Videos of teachers, students and parents reading bedtime stories in their pyjamas are bringing one school community together.
While the north-western NSW town of Warialda isn’t the first place you would expect to find a social media celebrity, students and staff at the local school are well on their way to becoming just that.
The Warialda Public School Facebook page has become a local sensation after principal Dan van Velthuizen started posting videos of himself reading picture books.
“The other day I had parents from another school come up to me and say ‘you’re the teacher who reads the storybooks online’,” Mr van Velthuizen said.
The videos have quickly become a tradition with a new story posted three nights a week. Many of the videos have been seen thousands of times – one video racking up more than 60,000 views on the NSW Department of Education page.
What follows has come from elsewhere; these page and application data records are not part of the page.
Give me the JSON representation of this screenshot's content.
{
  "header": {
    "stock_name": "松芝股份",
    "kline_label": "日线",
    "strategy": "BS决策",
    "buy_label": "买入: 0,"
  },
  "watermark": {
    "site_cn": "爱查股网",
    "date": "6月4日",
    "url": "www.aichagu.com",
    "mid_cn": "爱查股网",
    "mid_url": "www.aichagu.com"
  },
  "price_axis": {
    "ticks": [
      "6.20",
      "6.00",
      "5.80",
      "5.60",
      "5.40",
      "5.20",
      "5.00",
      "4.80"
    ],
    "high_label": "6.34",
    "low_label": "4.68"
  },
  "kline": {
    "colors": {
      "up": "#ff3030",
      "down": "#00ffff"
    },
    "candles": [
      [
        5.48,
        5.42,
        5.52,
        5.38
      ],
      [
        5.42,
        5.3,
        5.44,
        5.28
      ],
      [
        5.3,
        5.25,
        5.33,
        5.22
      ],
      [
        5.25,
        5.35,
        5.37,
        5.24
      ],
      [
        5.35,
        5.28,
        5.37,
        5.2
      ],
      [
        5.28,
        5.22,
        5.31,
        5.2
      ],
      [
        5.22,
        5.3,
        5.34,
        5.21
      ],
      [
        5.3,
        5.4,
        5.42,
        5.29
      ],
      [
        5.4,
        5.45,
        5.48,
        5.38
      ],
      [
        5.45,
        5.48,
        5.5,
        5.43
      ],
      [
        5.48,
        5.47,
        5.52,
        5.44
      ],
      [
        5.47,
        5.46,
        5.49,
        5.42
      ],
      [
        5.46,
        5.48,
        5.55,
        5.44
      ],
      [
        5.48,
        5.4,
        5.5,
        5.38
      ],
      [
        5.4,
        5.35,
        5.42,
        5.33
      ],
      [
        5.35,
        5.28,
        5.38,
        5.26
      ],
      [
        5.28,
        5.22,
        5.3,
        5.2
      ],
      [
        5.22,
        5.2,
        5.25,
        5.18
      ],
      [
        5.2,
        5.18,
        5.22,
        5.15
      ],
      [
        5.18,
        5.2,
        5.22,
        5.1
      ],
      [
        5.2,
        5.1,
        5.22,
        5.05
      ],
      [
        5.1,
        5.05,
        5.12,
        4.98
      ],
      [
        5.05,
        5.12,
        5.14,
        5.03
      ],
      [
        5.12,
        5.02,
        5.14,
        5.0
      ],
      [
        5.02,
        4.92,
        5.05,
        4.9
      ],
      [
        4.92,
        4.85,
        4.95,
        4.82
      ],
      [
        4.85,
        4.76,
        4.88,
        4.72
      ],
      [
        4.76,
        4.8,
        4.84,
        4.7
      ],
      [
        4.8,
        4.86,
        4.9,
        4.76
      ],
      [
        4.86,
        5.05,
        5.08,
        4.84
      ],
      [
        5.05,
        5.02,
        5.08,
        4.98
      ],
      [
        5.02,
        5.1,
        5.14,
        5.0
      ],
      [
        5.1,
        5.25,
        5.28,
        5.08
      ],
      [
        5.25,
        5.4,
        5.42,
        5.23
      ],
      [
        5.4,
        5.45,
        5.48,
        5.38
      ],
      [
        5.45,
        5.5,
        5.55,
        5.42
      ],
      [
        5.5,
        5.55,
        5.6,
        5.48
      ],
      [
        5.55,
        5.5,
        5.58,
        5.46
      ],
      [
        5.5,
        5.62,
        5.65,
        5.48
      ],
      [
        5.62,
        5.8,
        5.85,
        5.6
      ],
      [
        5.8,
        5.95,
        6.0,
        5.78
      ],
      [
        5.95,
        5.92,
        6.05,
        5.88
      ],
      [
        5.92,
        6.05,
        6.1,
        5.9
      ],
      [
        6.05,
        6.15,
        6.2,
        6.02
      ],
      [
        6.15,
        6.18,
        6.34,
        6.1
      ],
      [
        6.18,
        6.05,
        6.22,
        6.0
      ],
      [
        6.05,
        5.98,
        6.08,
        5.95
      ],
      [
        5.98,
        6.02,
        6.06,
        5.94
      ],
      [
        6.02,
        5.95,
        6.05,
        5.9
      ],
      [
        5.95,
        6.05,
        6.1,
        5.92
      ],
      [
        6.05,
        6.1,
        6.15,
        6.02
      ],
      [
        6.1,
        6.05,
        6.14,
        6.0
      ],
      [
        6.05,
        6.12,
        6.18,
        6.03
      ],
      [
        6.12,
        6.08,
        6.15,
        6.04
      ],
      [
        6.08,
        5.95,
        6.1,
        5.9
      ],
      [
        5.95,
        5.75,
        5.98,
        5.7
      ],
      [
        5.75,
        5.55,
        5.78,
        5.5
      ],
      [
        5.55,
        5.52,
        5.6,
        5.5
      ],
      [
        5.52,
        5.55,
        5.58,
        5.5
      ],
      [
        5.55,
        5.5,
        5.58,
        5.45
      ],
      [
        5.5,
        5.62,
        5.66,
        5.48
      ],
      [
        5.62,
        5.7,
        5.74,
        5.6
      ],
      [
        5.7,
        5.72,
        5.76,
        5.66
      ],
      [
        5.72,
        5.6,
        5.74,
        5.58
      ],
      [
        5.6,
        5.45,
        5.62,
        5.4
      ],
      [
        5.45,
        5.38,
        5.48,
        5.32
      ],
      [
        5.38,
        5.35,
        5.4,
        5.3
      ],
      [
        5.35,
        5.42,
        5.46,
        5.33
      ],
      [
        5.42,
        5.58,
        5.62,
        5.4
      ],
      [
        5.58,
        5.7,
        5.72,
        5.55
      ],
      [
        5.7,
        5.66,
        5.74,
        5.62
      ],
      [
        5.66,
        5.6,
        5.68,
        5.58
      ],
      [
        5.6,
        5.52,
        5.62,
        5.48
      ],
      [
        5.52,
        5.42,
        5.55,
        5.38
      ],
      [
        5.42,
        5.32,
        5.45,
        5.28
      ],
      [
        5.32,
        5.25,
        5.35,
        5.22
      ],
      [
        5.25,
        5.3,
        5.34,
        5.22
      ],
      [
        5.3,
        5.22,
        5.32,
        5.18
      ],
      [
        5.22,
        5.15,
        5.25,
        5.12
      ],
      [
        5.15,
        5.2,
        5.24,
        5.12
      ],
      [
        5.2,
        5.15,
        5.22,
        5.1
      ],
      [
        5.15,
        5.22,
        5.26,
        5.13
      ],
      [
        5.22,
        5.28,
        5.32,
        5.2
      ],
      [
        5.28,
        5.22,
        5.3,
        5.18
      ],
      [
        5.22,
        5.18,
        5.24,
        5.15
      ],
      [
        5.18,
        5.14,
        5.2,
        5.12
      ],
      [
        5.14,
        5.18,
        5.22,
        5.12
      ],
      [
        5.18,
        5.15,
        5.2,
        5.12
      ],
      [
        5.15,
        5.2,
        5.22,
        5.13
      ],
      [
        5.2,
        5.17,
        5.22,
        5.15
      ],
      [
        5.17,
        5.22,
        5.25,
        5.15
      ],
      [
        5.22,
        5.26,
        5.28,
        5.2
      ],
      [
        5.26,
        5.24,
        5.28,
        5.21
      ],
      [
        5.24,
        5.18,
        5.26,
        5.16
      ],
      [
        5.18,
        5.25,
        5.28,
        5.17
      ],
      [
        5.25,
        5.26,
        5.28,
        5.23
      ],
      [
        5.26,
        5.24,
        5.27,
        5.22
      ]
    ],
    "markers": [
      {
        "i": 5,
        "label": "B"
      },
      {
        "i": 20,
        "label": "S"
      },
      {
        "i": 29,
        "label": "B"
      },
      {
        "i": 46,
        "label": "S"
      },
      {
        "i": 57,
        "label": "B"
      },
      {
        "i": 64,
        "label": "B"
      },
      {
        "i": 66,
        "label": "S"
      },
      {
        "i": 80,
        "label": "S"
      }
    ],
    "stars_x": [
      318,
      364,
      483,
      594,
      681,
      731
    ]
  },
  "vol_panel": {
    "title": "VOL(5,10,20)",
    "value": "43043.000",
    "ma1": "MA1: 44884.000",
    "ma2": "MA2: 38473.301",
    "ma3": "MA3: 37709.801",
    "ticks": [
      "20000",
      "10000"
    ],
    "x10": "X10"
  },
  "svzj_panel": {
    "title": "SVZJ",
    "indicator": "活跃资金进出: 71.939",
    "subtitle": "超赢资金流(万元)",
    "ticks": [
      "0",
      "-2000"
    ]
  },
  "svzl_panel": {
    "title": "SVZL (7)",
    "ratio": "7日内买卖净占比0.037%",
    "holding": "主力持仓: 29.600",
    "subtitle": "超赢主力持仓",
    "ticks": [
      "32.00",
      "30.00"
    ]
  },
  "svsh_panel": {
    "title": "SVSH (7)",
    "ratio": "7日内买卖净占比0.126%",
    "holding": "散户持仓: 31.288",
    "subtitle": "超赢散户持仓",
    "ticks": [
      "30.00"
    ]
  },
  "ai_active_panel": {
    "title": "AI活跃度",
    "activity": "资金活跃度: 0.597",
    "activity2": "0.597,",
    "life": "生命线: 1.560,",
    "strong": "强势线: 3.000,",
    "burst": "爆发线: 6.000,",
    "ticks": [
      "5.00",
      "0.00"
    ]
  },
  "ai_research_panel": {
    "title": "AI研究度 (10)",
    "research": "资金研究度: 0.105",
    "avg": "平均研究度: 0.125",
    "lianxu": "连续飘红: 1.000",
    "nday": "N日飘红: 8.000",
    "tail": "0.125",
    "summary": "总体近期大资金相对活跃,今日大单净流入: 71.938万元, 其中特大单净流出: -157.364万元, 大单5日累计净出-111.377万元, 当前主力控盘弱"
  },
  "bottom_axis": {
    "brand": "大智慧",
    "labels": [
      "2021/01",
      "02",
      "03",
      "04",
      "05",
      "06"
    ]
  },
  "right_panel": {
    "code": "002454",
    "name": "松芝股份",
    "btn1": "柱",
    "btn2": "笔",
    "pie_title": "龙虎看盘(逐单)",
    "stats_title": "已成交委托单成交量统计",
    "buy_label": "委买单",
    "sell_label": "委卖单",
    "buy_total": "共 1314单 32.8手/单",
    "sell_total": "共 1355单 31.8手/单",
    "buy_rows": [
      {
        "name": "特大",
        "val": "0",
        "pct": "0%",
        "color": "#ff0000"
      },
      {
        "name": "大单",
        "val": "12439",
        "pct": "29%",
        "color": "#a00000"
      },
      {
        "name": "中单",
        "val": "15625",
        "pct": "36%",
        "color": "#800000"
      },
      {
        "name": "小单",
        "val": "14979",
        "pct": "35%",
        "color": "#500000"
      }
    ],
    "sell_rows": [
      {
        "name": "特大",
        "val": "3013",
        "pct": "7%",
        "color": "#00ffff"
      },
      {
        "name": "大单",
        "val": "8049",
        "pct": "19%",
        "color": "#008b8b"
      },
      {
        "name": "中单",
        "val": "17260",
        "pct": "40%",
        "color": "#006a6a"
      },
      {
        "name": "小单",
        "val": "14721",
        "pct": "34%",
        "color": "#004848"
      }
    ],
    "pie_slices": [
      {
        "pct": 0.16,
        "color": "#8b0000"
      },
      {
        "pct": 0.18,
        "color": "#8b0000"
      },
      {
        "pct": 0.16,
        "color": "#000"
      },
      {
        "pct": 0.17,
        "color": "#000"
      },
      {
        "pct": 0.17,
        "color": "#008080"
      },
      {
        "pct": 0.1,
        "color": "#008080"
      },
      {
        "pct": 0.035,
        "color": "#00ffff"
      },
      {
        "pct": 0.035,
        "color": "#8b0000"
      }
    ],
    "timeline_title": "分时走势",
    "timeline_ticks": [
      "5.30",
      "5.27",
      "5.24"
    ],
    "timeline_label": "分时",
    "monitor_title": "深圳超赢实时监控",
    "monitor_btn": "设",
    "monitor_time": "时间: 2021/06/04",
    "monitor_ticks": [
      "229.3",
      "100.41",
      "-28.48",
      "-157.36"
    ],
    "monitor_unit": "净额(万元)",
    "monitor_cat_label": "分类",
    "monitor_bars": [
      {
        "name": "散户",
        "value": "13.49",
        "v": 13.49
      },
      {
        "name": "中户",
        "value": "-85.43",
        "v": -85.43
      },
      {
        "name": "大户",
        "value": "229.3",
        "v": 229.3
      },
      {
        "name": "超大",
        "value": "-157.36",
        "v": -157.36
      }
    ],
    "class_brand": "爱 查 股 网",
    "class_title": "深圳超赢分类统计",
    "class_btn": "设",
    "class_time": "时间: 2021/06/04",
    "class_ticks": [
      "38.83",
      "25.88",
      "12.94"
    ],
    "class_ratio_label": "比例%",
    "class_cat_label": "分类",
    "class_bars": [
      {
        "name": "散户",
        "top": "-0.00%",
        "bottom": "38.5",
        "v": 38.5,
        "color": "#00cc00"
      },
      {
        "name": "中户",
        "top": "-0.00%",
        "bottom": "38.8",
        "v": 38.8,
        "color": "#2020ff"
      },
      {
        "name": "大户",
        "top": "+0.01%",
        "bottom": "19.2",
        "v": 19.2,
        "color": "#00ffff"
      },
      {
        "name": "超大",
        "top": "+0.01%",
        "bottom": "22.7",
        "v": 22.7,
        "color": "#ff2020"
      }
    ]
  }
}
“The number of kids bringing in books and asking if they can read them is amazing. I’ve had students bring in thumb drives they filmed at home,” Mr van Velthuizen said.
He said Year 5 student Mia, Year 3 student Ava and Kindergarten student Lacie had already taken a shot at stealing the spotlight.
“A lot of them have been practising reading because of this; practising their expression, making sure they know the words,” Mr van Velthuizen said.
The videos started as part of the school’s strategic plan to encourage active participation of parents.
Mr van Velthuizen’s end goal was now to make reading part of his students’ everyday routines – evidence shows reading at home can have benefits to all areas of children’s learning.
“The ideal reaction is that it starts a culture and a habit for those families – whether they watch the videos and talk about the stories, or if our kids follow up by reading with their parents,” he said.
The videos for the rest of Term 2 were already planned, but Mr van Velthuizen said the story scheduled for July 1 would be “really special”.
The school’s itinerant support teacher (hearing), Tamara Doyle, will read the Mem Fox classic, Time for Bed, while also signing the words in Auslan – helping make the videos accessible to all students.